Policy

For nearly two decades after World War II, leaders at the University of Wisconsin-Madison systematically outed gay students to their families, extended harsh punishments for suspected homosexual activity and participated in harmful attempts at psychiatric treatment.
Wisconsin's agricultural bounty is possible thanks in part to the state's voluminous supply of freshwater. At the same time, the use of this resource to grow crops and nourish livestock poses risks to the quality of these waters.
The city of Madison's water quality manager, Joe Grande, voluntarily tested for PFAS chemicals in public water wells that aren't regulated. Grande discusses what is known and remains unknown about these pollutants.
Wisconsin courts have suffered from a dearth of attorneys to hire when public defenders are unavailable. State Supreme Court Chief Justice Pat Roggensack says a budget measure increasing pay for these attorneys is "absolutely critical."
The quality of drinking water resources is increasingly an area of focus among Wisconsin's political leaders. Their efforts, in turn, are generating significant interest around the state.
How are buzzed, drunk and high drivers held accountable for their actions in Wisconsin?
Dane County has been selected as one of 13 sites across the country to test a new model: a public-defender-style system aimed at providing a lawyer to every detained, indigent immigrant.
Among immigrants living in Wisconsin whose cases began between 2010 and 2015, those who had lawyers were more than six times as likely to be allowed to stay in the country as those who didn't have representation.
Expanding Medicaid funding in Wisconsin has been politically divisive in the state. But what could an expansion mean for healthcare providers?

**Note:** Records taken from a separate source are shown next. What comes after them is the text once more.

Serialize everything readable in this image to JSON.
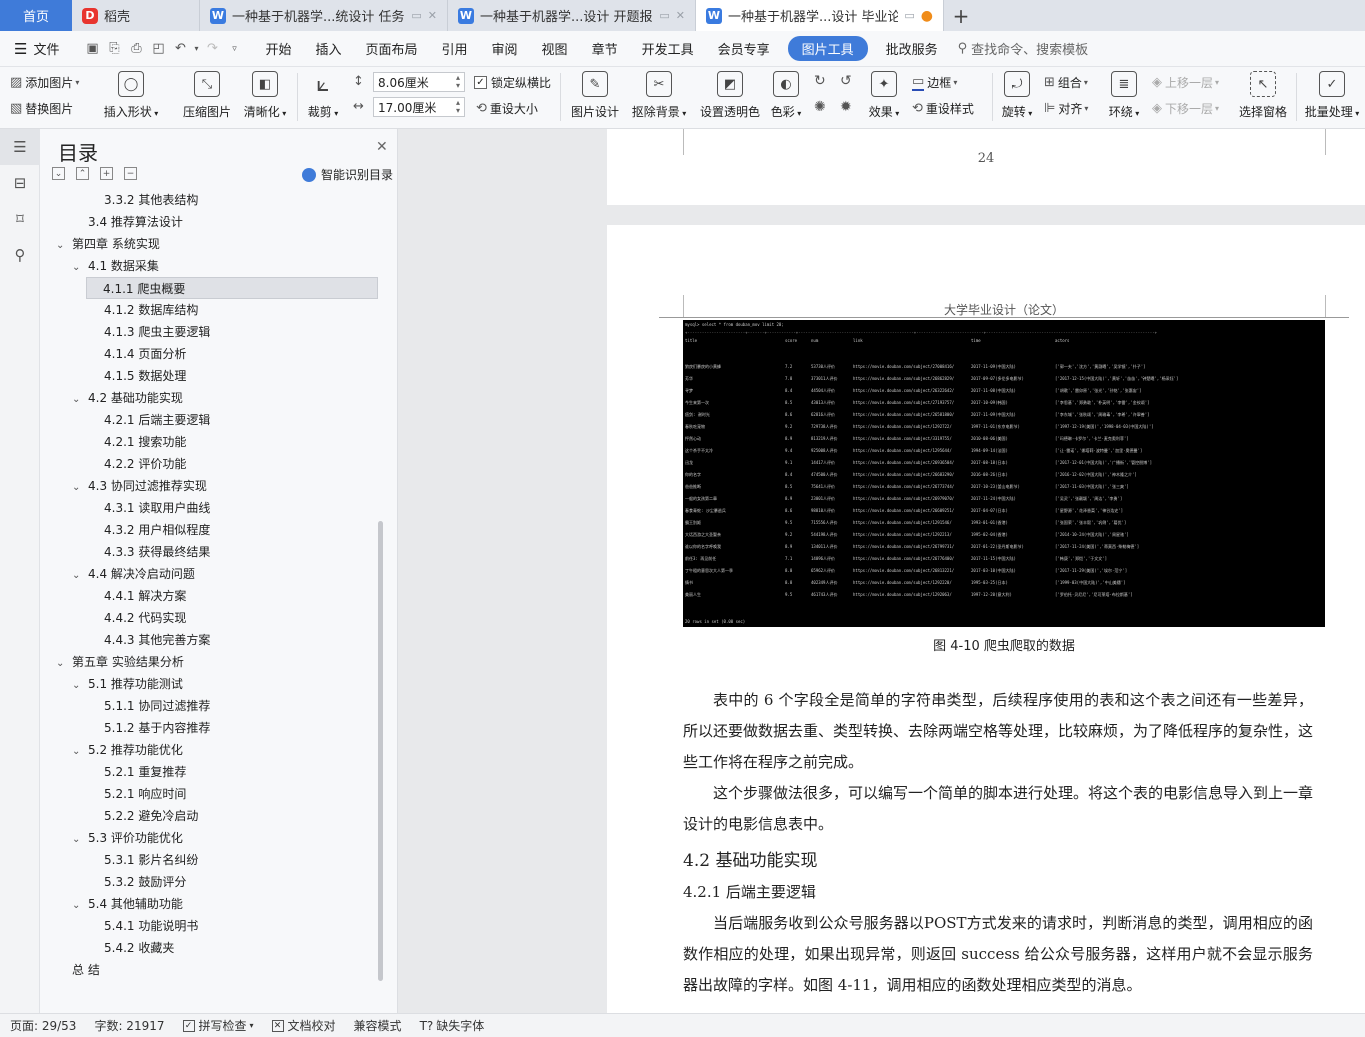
{
  "tabs": [
    {
      "label": "首页",
      "kind": "home"
    },
    {
      "label": "稻壳",
      "kind": "docer"
    },
    {
      "label": "一种基于机器学...统设计 任务书",
      "kind": "doc"
    },
    {
      "label": "一种基于机器学...设计 开题报告",
      "kind": "doc"
    },
    {
      "label": "一种基于机器学...设计 毕业论文",
      "kind": "doc",
      "active": true
    }
  ],
  "menu": {
    "file": "文件",
    "items": [
      "开始",
      "插入",
      "页面布局",
      "引用",
      "审阅",
      "视图",
      "章节",
      "开发工具",
      "会员专享",
      "图片工具",
      "批改服务"
    ],
    "active": "图片工具",
    "search": "查找命令、搜索模板"
  },
  "ribbon": {
    "add_image": "添加图片",
    "replace_image": "替换图片",
    "insert_shape": "插入形状",
    "compress": "压缩图片",
    "sharpen": "清晰化",
    "crop": "裁剪",
    "width": "8.06厘米",
    "height": "17.00厘米",
    "lock_ratio": "锁定纵横比",
    "reset_size": "重设大小",
    "image_design": "图片设计",
    "remove_bg": "抠除背景",
    "set_transparent": "设置透明色",
    "color": "色彩",
    "effects": "效果",
    "border": "边框",
    "reset_style": "重设样式",
    "rotate": "旋转",
    "group": "组合",
    "align": "对齐",
    "wrap": "环绕",
    "bring_forward": "上移一层",
    "send_backward": "下移一层",
    "selection_pane": "选择窗格",
    "batch": "批量处理"
  },
  "toc": {
    "title": "目录",
    "smart": "智能识别目录",
    "items": [
      {
        "label": "3.3.2 其他表结构",
        "level": 3
      },
      {
        "label": "3.4 推荐算法设计",
        "level": 2
      },
      {
        "label": "第四章 系统实现",
        "level": 1,
        "caret": true
      },
      {
        "label": "4.1 数据采集",
        "level": 2,
        "caret": true
      },
      {
        "label": "4.1.1 爬虫概要",
        "level": 3,
        "selected": true
      },
      {
        "label": "4.1.2 数据库结构",
        "level": 3
      },
      {
        "label": "4.1.3 爬虫主要逻辑",
        "level": 3
      },
      {
        "label": "4.1.4 页面分析",
        "level": 3
      },
      {
        "label": "4.1.5 数据处理",
        "level": 3
      },
      {
        "label": "4.2 基础功能实现",
        "level": 2,
        "caret": true
      },
      {
        "label": "4.2.1 后端主要逻辑",
        "level": 3
      },
      {
        "label": "4.2.1 搜索功能",
        "level": 3
      },
      {
        "label": "4.2.2 评价功能",
        "level": 3
      },
      {
        "label": "4.3 协同过滤推荐实现",
        "level": 2,
        "caret": true
      },
      {
        "label": "4.3.1 读取用户曲线",
        "level": 3
      },
      {
        "label": "4.3.2 用户相似程度",
        "level": 3
      },
      {
        "label": "4.3.3 获得最终结果",
        "level": 3
      },
      {
        "label": "4.4 解决冷启动问题",
        "level": 2,
        "caret": true
      },
      {
        "label": "4.4.1 解决方案",
        "level": 3
      },
      {
        "label": "4.4.2 代码实现",
        "level": 3
      },
      {
        "label": "4.4.3 其他完善方案",
        "level": 3
      },
      {
        "label": "第五章 实验结果分析",
        "level": 1,
        "caret": true
      },
      {
        "label": "5.1 推荐功能测试",
        "level": 2,
        "caret": true
      },
      {
        "label": "5.1.1 协同过滤推荐",
        "level": 3
      },
      {
        "label": "5.1.2 基于内容推荐",
        "level": 3
      },
      {
        "label": "5.2 推荐功能优化",
        "level": 2,
        "caret": true
      },
      {
        "label": "5.2.1 重复推荐",
        "level": 3
      },
      {
        "label": "5.2.1 响应时间",
        "level": 3
      },
      {
        "label": "5.2.2 避免冷启动",
        "level": 3
      },
      {
        "label": "5.3 评价功能优化",
        "level": 2,
        "caret": true
      },
      {
        "label": "5.3.1 影片名纠纷",
        "level": 3
      },
      {
        "label": "5.3.2 鼓励评分",
        "level": 3
      },
      {
        "label": "5.4 其他辅助功能",
        "level": 2,
        "caret": true
      },
      {
        "label": "5.4.1 功能说明书",
        "level": 3
      },
      {
        "label": "5.4.2 收藏夹",
        "level": 3
      },
      {
        "label": "总 结",
        "level": 1
      }
    ]
  },
  "doc": {
    "prev_page_number": "24",
    "header": "大学毕业设计（论文）",
    "terminal": {
      "prompt": "mysql> select * from douban_mov limit 20;",
      "columns": [
        "title",
        "score",
        "num",
        "link",
        "time",
        "actors"
      ],
      "rows": [
        [
          "狼戾们暴戾的小黄蜂",
          "7.2",
          "53730人评价",
          "https://movie.douban.com/subject/27008416/",
          "2017-11-09(中国大陆)",
          "['郭一夫','沈方','黄渤曦','吴学镜','扑子']"
        ],
        [
          "芳华",
          "7.8",
          "373011人评价",
          "https://movie.douban.com/subject/26862829/",
          "2017-09-07(多伦多电影节)",
          "['2017-12-15(中国大陆)','黄轩','苗苗','钟楚曦','杨采钰']"
        ],
        [
          "寻梦",
          "8.4",
          "44504人评价",
          "https://movie.douban.com/subject/26322642/",
          "2017-11-08(中国大陆)",
          "['胡歌','雷卯原','张光','孙铭','张惠宙']"
        ],
        [
          "今生来第一次",
          "8.5",
          "43013人评价",
          "https://movie.douban.com/subject/27193757/",
          "2017-10-09(韩国)",
          "['李思基','郑勇敢','朴英明','李雷','金钦颂']"
        ],
        [
          "痞剑: 谢时光",
          "8.6",
          "62816人评价",
          "https://movie.douban.com/subject/26581800/",
          "2017-11-09(中国大陆)",
          "['李东城','张秋颂','周瑜毒','李希','许翠善']"
        ],
        [
          "春秋吃宠物",
          "9.2",
          "729738人评价",
          "https://movie.douban.com/subject/1292722/",
          "1997-11-01(东京电影节)",
          "['1997-12-19(美国)','1998-04-03(中国大陆)']"
        ],
        [
          "怦然心动",
          "8.9",
          "813219人评价",
          "https://movie.douban.com/subject/3319755/",
          "2010-08-06(美国)",
          "['玛德琳·卡罗尔','卡兰·麦克奥利菲']"
        ],
        [
          "这个杀手不太冷",
          "9.4",
          "925008人评价",
          "https://movie.douban.com/subject/1295644/",
          "1994-09-14(法国)",
          "['让·雷诺','娜塔莉·波特曼','加里·奥德曼']"
        ],
        [
          "迅龙",
          "9.1",
          "14417人评价",
          "https://movie.douban.com/subject/26936504/",
          "2017-08-18(日本)",
          "['2017-12-01(中国大陆)','广播街','管控朋博']"
        ],
        [
          "你的名字",
          "8.4",
          "474500人评价",
          "https://movie.douban.com/subject/26683290/",
          "2016-08-26(日本)",
          "['2016-12-02(中国大陆)','神木隆之介']"
        ],
        [
          "爸爸推断",
          "8.5",
          "75641人评价",
          "https://movie.douban.com/subject/26773744/",
          "2017-10-23(釜山电影节)",
          "['2017-11-03(中国大陆)','张三爽']"
        ],
        [
          "一般的女孩第二章",
          "8.9",
          "23001人评价",
          "https://movie.douban.com/subject/26979070/",
          "2017-11-24(中国大陆)",
          "['吴灵','张靓颖','周洁','李勇']"
        ],
        [
          "春食青蛇: 沙尘暴逃兵",
          "8.6",
          "98810人评价",
          "https://movie.douban.com/subject/26609251/",
          "2017-04-07(日本)",
          "['星野源','花泽香菜','神谷浩史']"
        ],
        [
          "霸王别姬",
          "9.5",
          "715556人评价",
          "https://movie.douban.com/subject/1291546/",
          "1993-01-01(香港)",
          "['张国荣','张丰毅','巩俐','葛优']"
        ],
        [
          "大话西游之大圣娶亲",
          "9.2",
          "544198人评价",
          "https://movie.douban.com/subject/1292213/",
          "1995-02-04(香港)",
          "['2014-10-24(中国大陆)','周星驰']"
        ],
        [
          "谁以你的名字呼唤我",
          "8.9",
          "134011人评价",
          "https://movie.douban.com/subject/26799731/",
          "2017-01-22(圣丹斯电影节)",
          "['2017-11-24(美国)','蒂莫西·柴勒梅德']"
        ],
        [
          "前任3: 再见前任",
          "7.1",
          "14096人评价",
          "https://movie.douban.com/subject/26776400/",
          "2017-11-15(中国大陆)",
          "['韩庚','郑恺','于文文']"
        ],
        [
          "丁午粗的意思次大人第一季",
          "8.0",
          "65962人评价",
          "https://movie.douban.com/subject/26813221/",
          "2017-03-10(中国大陆)",
          "['2017-11-29(美国)','埃尔·范宁']"
        ],
        [
          "情书",
          "8.8",
          "402349人评价",
          "https://movie.douban.com/subject/1292220/",
          "1995-03-25(日本)",
          "['1999-03(中国大陆)','中山美穗']"
        ],
        [
          "美丽人生",
          "9.5",
          "461743人评价",
          "https://movie.douban.com/subject/1292063/",
          "1997-12-20(意大利)",
          "['罗伯托·贝尼尼','尼可莱塔·布拉斯基']"
        ]
      ],
      "footer": "20 rows in set (0.00 sec)"
    },
    "caption": "图 4-10 爬虫爬取的数据",
    "p1": "表中的 6 个字段全是简单的字符串类型，后续程序使用的表和这个表之间还有一些差异，所以还要做数据去重、类型转换、去除两端空格等处理，比较麻烦，为了降低程序的复杂性，这些工作将在程序之前完成。",
    "p2": "这个步骤做法很多，可以编写一个简单的脚本进行处理。将这个表的电影信息导入到上一章设计的电影信息表中。",
    "h2": "4.2 基础功能实现",
    "h3": "4.2.1 后端主要逻辑",
    "p3": "当后端服务收到公众号服务器以POST方式发来的请求时，判断消息的类型，调用相应的函数作相应的处理，如果出现异常，则返回 success 给公众号服务器，这样用户就不会显示服务器出故障的字样。如图 4-11，调用相应的函数处理相应类型的消息。"
  },
  "status": {
    "page": "页面: 29/53",
    "words": "字数: 21917",
    "spell": "拼写检查",
    "proof": "文档校对",
    "compat": "兼容模式",
    "missing_font": "缺失字体"
  },
  "colors": {
    "accent": "#3f7bd9"
  }
}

The ongoing trade dispute between the U.S. and China continues to raise concerns among Wisconsin farmers. Wisconsin Farmers Union president Darin Von Ruden discusses how farmers navigate low commodity prices on top of this trade uncertainty.